The Sagan loafers are ready, from Baudoin & Lange
I promised on my original post that I would tell readers when these loafers were available to buy, and they now are.
The site www.baudoinandlange.com is up and running and you can now purchase, rather than just pre-order.
I thought I'd also use the opportunity to give a few more details about how Allan Baudoin and his team are making these Belgian loafers, in their studio in East London (above).
The team comprises: Kasim, pictured further below, who does all the lasting; a closer, Efi; a pattern maker who comes in when new patterns are required, Nik; and Allan himself, also pictured, who does all the clicking and finishing.
They work in a studio that's part of Allan's house in Dalston Junction - a loft-like warehouse conversion with nice high ceilings and big windows.
Having your studio actually part of your house is rarely a good idea, however, and they plan to move to a new location in the Haggerston area that could combine an office, workshop and showroom.

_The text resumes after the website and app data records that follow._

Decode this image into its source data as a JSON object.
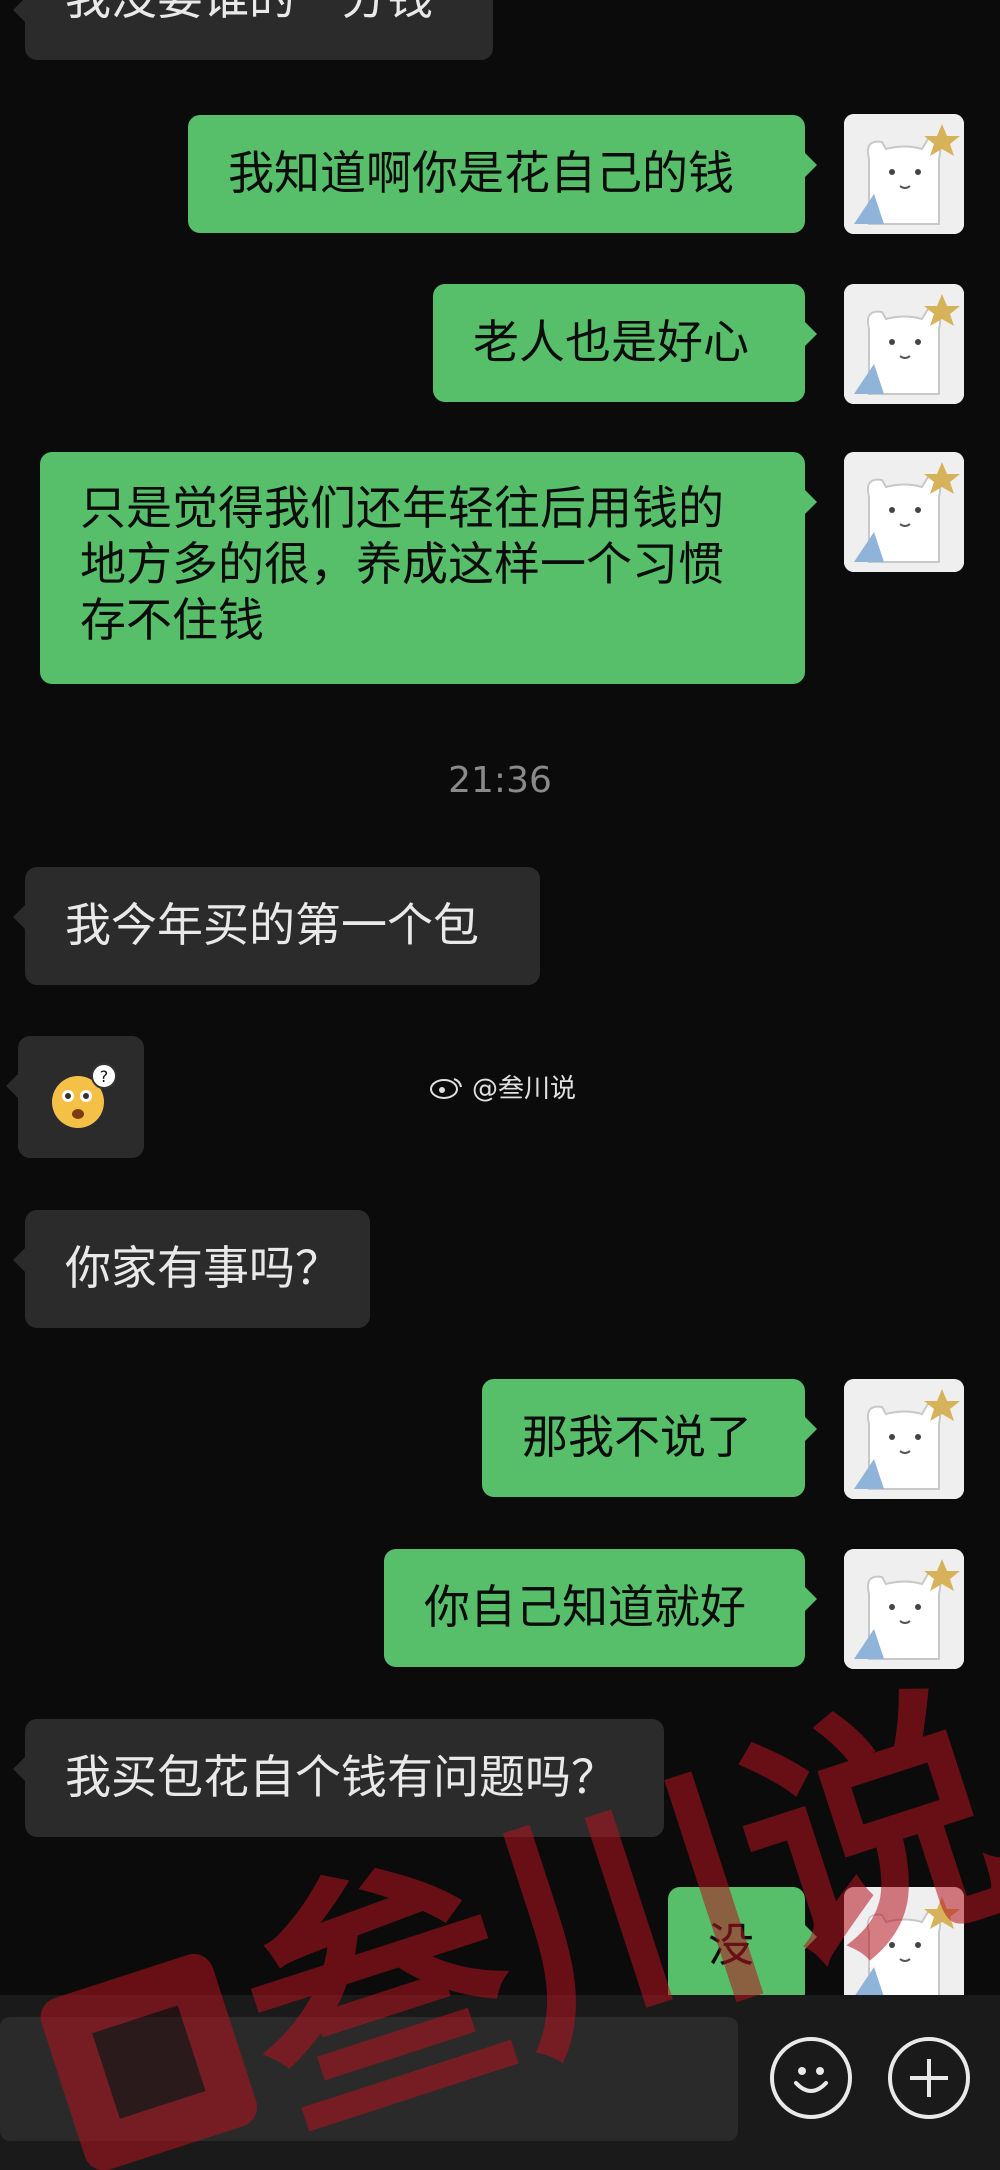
{
  "messages": [
    {
      "side": "left",
      "text": "我没要谁的一分钱"
    },
    {
      "side": "right",
      "text": "我知道啊你是花自己的钱"
    },
    {
      "side": "right",
      "text": "老人也是好心"
    },
    {
      "side": "right",
      "text": "只是觉得我们还年轻往后用钱的地方多的很，养成这样一个习惯存不住钱"
    },
    {
      "side": "left",
      "text": "我今年买的第一个包"
    },
    {
      "side": "left",
      "text": "你家有事吗？"
    },
    {
      "side": "right",
      "text": "那我不说了"
    },
    {
      "side": "right",
      "text": "你自己知道就好"
    },
    {
      "side": "left",
      "text": "我买包花自个钱有问题吗？"
    },
    {
      "side": "right",
      "text": "没"
    }
  ],
  "time_label": "21:36",
  "weibo_handle": "@叁川说",
  "watermark_text": "叁川说",
  "bottom_bar": {
    "emoji_icon": "smiley-icon",
    "plus_icon": "plus-icon"
  },
  "colors": {
    "background": "#0b0b0b",
    "incoming_bubble": "#2b2b2b",
    "outgoing_bubble": "#57bf6a",
    "watermark": "#b4141e"
  }
}
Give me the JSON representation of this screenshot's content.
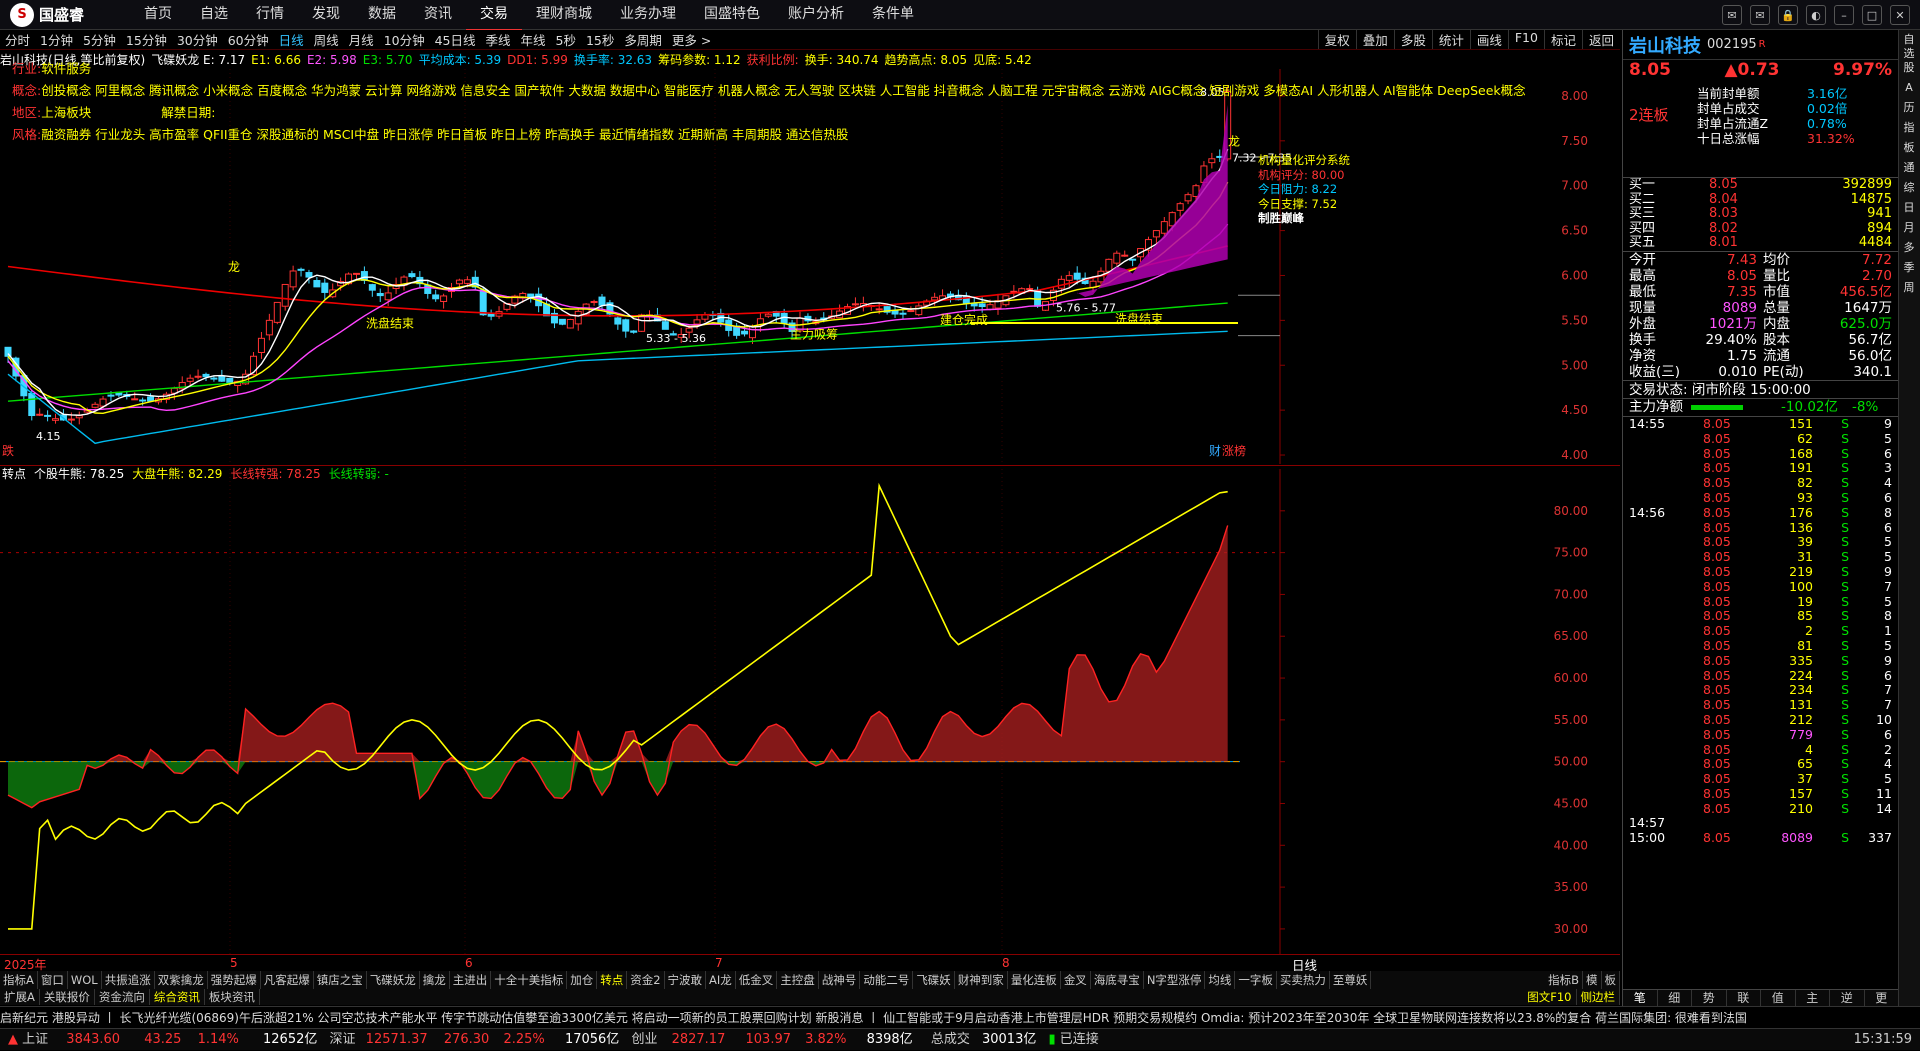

The first stage for a new pair is cutting (clicking) the leather for the uppers and the binding (shown above). The closer then stitches the upper together and folds the binding over the edges, with a hammer. And these finished uppers are hand-lasted with nails around the last and insole (shown below).
Lasting by hand is rarely done outside bespoke shoes, but Allan finds it helps to control the lambskin, given its softness. Also, to be fair, the team are currently using a lot of techniques taken from bespoke shoes, as this was where Allan came from. Once there is greater volume, some of the unimportant ones might change.
That insole that the upper is lasted with is another thing that makes these Belgians unique - it is a padded section in the insole itself, rather than an extra insert.
Next, the soles are cut in a workshop next door (with press knives) and trimmed. Once they're on, Allan colours, waxes and finishes the sole before hammering the 'three dot' logo on the back of the heel (above).
Then Kasim puts on the heels, and Allan cuts the insole from skins and inserts them.
It's a pretty simple process, reflecting the simplicity of the shoe. But as outlined in my first piece, it is the materials (and small bespoke elements) that elevate them above any regular Belgian slip-on.
The shoes are available in six sizes currently, in stock, priced at £255. There are also several options on there for made to order, though there are also dozens of other possibilities for those that want a particularly unusual pair.
Photography: Jamie Ferguson @jkf_man